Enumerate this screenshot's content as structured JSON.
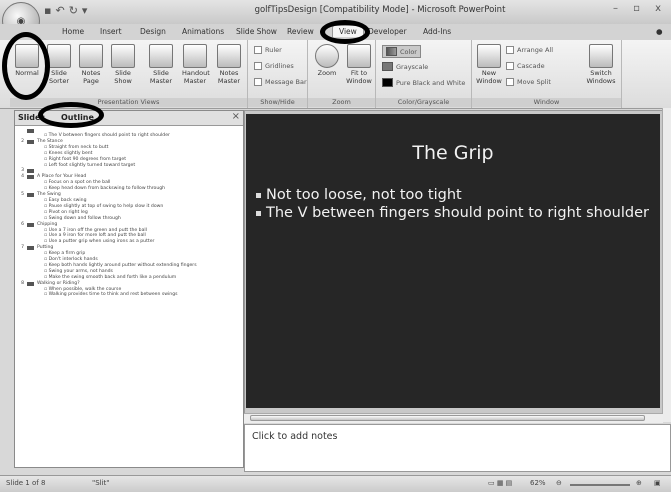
{
  "window": {
    "title": "golfTipsDesign [Compatibility Mode] - Microsoft PowerPoint",
    "controls": "– ▫ x"
  },
  "ribbon_tabs": [
    "Home",
    "Insert",
    "Design",
    "Animations",
    "Slide Show",
    "Review",
    "View",
    "Developer",
    "Add-Ins"
  ],
  "ribbon": {
    "presentation_views": {
      "label": "Presentation Views",
      "buttons": [
        "Normal",
        "Slide Sorter",
        "Notes Page",
        "Slide Show",
        "Slide Master",
        "Handout Master",
        "Notes Master"
      ]
    },
    "show_hide": {
      "label": "Show/Hide",
      "items": [
        "Ruler",
        "Gridlines",
        "Message Bar"
      ]
    },
    "zoom": {
      "label": "Zoom",
      "buttons": [
        "Zoom",
        "Fit to Window"
      ]
    },
    "color_grayscale": {
      "label": "Color/Grayscale",
      "items": [
        "Color",
        "Grayscale",
        "Pure Black and White"
      ]
    },
    "window": {
      "label": "Window",
      "buttons": [
        "New Window",
        "Arrange All",
        "Cascade",
        "Move Split",
        "Switch Windows"
      ]
    }
  },
  "pane": {
    "tabs": [
      "Slides",
      "Outline"
    ],
    "close": "×",
    "outline": [
      {
        "num": "",
        "title": "",
        "bullets": [
          "The V between fingers should point to right shoulder"
        ]
      },
      {
        "num": "2",
        "title": "The Stance",
        "bullets": [
          "Straight from neck to butt",
          "Knees slightly bent",
          "Right foot 90 degrees from target",
          "Left foot slightly turned toward target"
        ]
      },
      {
        "num": "3",
        "title": "",
        "bullets": []
      },
      {
        "num": "4",
        "title": "A Place for Your Head",
        "bullets": [
          "Focus on a spot on the ball",
          "Keep head down from backswing to follow through"
        ]
      },
      {
        "num": "5",
        "title": "The Swing",
        "bullets": [
          "Easy back swing",
          "Pause slightly at top of swing to help slow it down",
          "Pivot on right leg",
          "Swing down and follow through"
        ]
      },
      {
        "num": "6",
        "title": "Chipping",
        "bullets": [
          "Use a 7 iron off the green and putt the ball",
          "Use a 9 iron for more loft and putt the ball",
          "Use a putter grip when using irons as a putter"
        ]
      },
      {
        "num": "7",
        "title": "Putting",
        "bullets": [
          "Keep a firm grip",
          "Don't interlock hands",
          "Keep both hands lightly around putter without extending fingers",
          "Swing your arms, not hands",
          "Make the swing smooth back and forth like a pendulum"
        ]
      },
      {
        "num": "8",
        "title": "Walking or Riding?",
        "bullets": [
          "When possible, walk the course",
          "Walking provides time to think and rest between swings"
        ]
      }
    ]
  },
  "slide": {
    "title": "The Grip",
    "bullets": [
      "Not too loose, not too tight",
      "The V between fingers should point to right shoulder"
    ]
  },
  "notes": {
    "placeholder": "Click to add notes"
  },
  "status": {
    "slide": "Slide 1 of 8",
    "theme": "\"Slit\"",
    "zoom": "62%"
  },
  "colors": {
    "slide_bg": "#262626",
    "slide_text": "#f2f2f2",
    "highlight": "#000000"
  }
}
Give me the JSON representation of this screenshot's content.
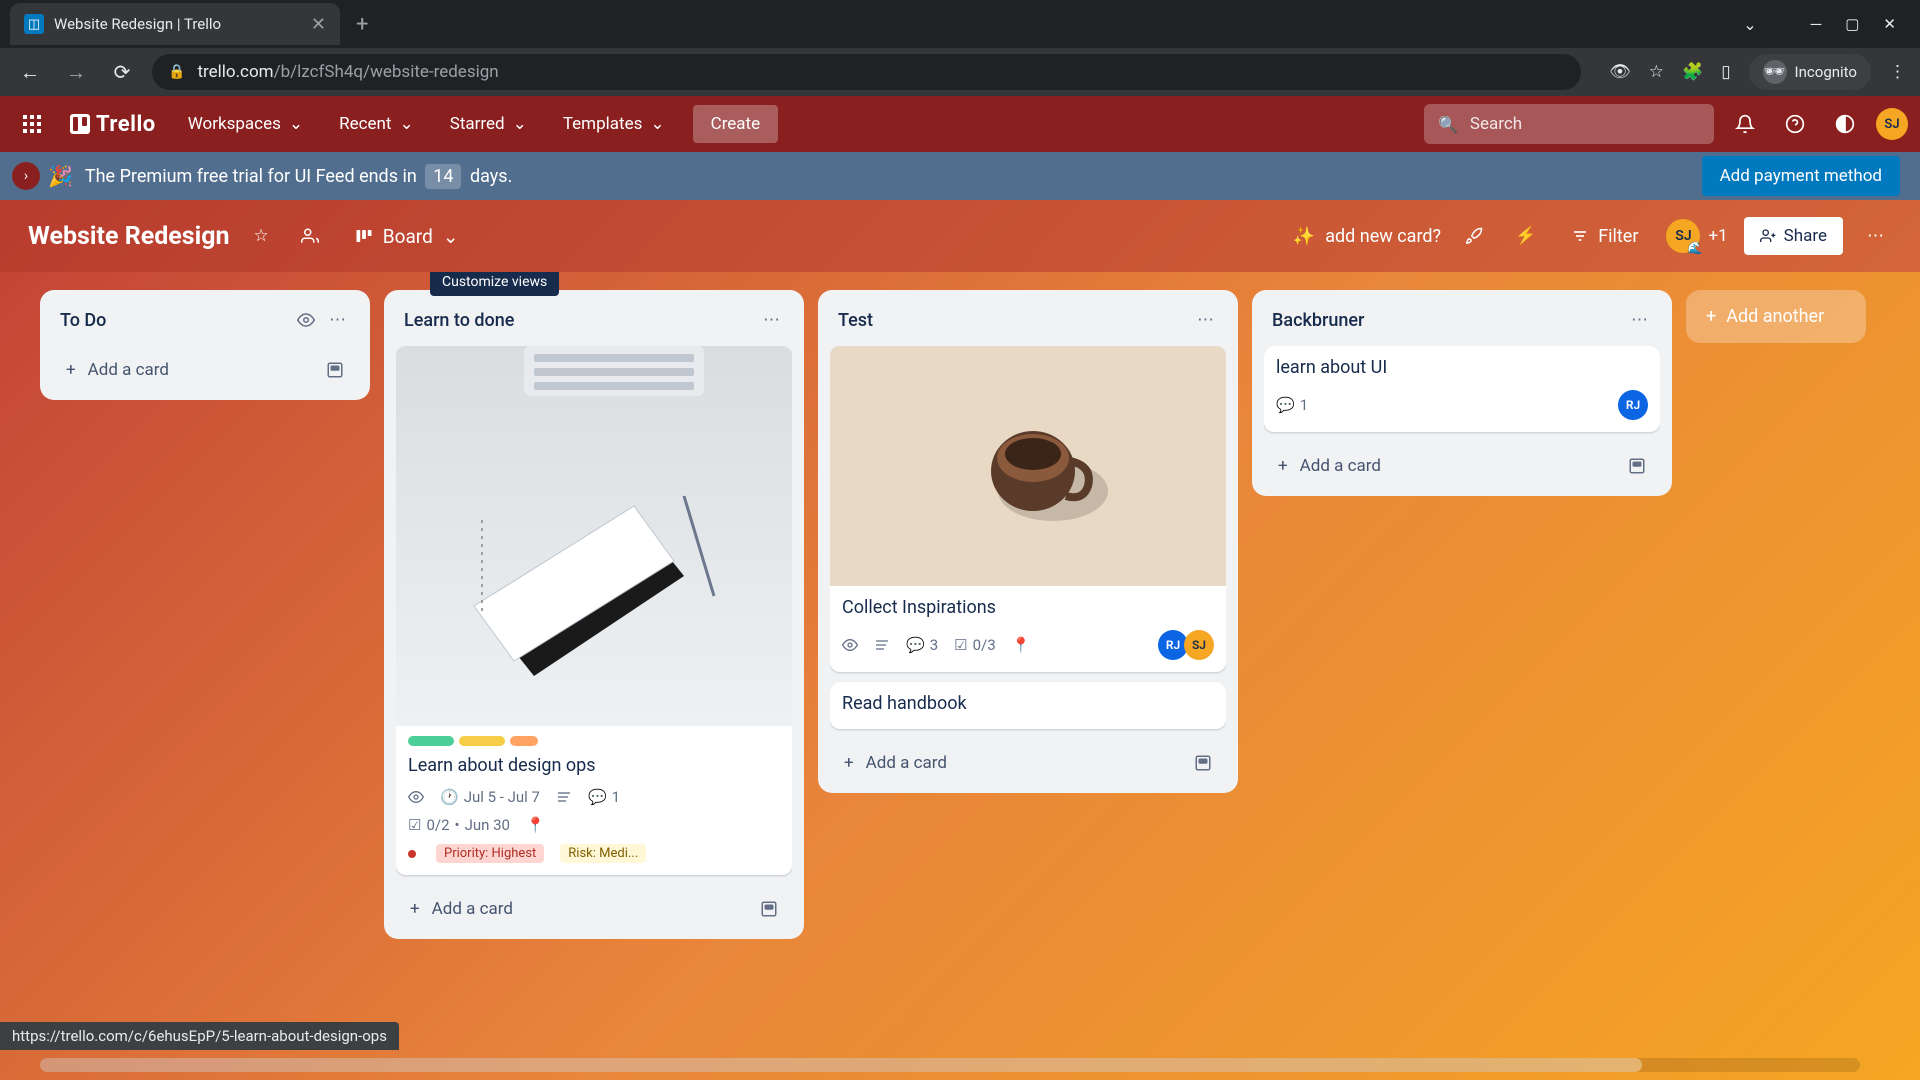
{
  "browser": {
    "tab_title": "Website Redesign | Trello",
    "url_domain": "trello.com",
    "url_path": "/b/lzcfSh4q/website-redesign",
    "incognito_label": "Incognito"
  },
  "trello_header": {
    "logo_text": "Trello",
    "nav": [
      "Workspaces",
      "Recent",
      "Starred",
      "Templates"
    ],
    "create_label": "Create",
    "search_placeholder": "Search",
    "avatar_initials": "SJ"
  },
  "premium_banner": {
    "text_before": "The Premium free trial for UI Feed ends in",
    "days": "14",
    "text_after": "days.",
    "cta": "Add payment method"
  },
  "board_header": {
    "board_name": "Website Redesign",
    "view_label": "Board",
    "sparkle_text": "add new card?",
    "filter_label": "Filter",
    "member_initials": "SJ",
    "plus_count": "+1",
    "share_label": "Share",
    "tooltip": "Customize views"
  },
  "lists": [
    {
      "title": "To Do",
      "watching": true,
      "cards": [],
      "add_label": "Add a card"
    },
    {
      "title": "Learn to done",
      "cards": [
        {
          "cover": "notebook",
          "labels": [
            "#4bce97",
            "#f5cd47",
            "#fea362"
          ],
          "title": "Learn about design ops",
          "watching": true,
          "date": "Jul 5 - Jul 7",
          "has_desc": true,
          "comments": 1,
          "checklist": "0/2",
          "due": "Jun 30",
          "has_location": true,
          "chips": [
            {
              "color": "red",
              "text": "Priority: Highest"
            },
            {
              "color": "yellow",
              "text": "Risk: Medi..."
            }
          ]
        }
      ],
      "add_label": "Add a card"
    },
    {
      "title": "Test",
      "cards": [
        {
          "cover": "coffee",
          "title": "Collect Inspirations",
          "watching": true,
          "has_desc": true,
          "comments": 3,
          "checklist": "0/3",
          "has_location": true,
          "members": [
            {
              "initials": "RJ",
              "color": "blue"
            },
            {
              "initials": "SJ",
              "color": "orange"
            }
          ]
        },
        {
          "title": "Read handbook"
        }
      ],
      "add_label": "Add a card"
    },
    {
      "title": "Backbruner",
      "cards": [
        {
          "title": "learn about UI",
          "comments": 1,
          "members": [
            {
              "initials": "RJ",
              "color": "blue"
            }
          ]
        }
      ],
      "add_label": "Add a card"
    }
  ],
  "add_list_label": "Add another",
  "status_url": "https://trello.com/c/6ehusEpP/5-learn-about-design-ops"
}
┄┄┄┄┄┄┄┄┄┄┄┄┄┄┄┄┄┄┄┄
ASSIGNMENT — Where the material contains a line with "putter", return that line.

RESULT OF THE TASK —
          "Use a putter grip when using irons as a putter"
          "Keep both hands lightly around putter without extending fingers",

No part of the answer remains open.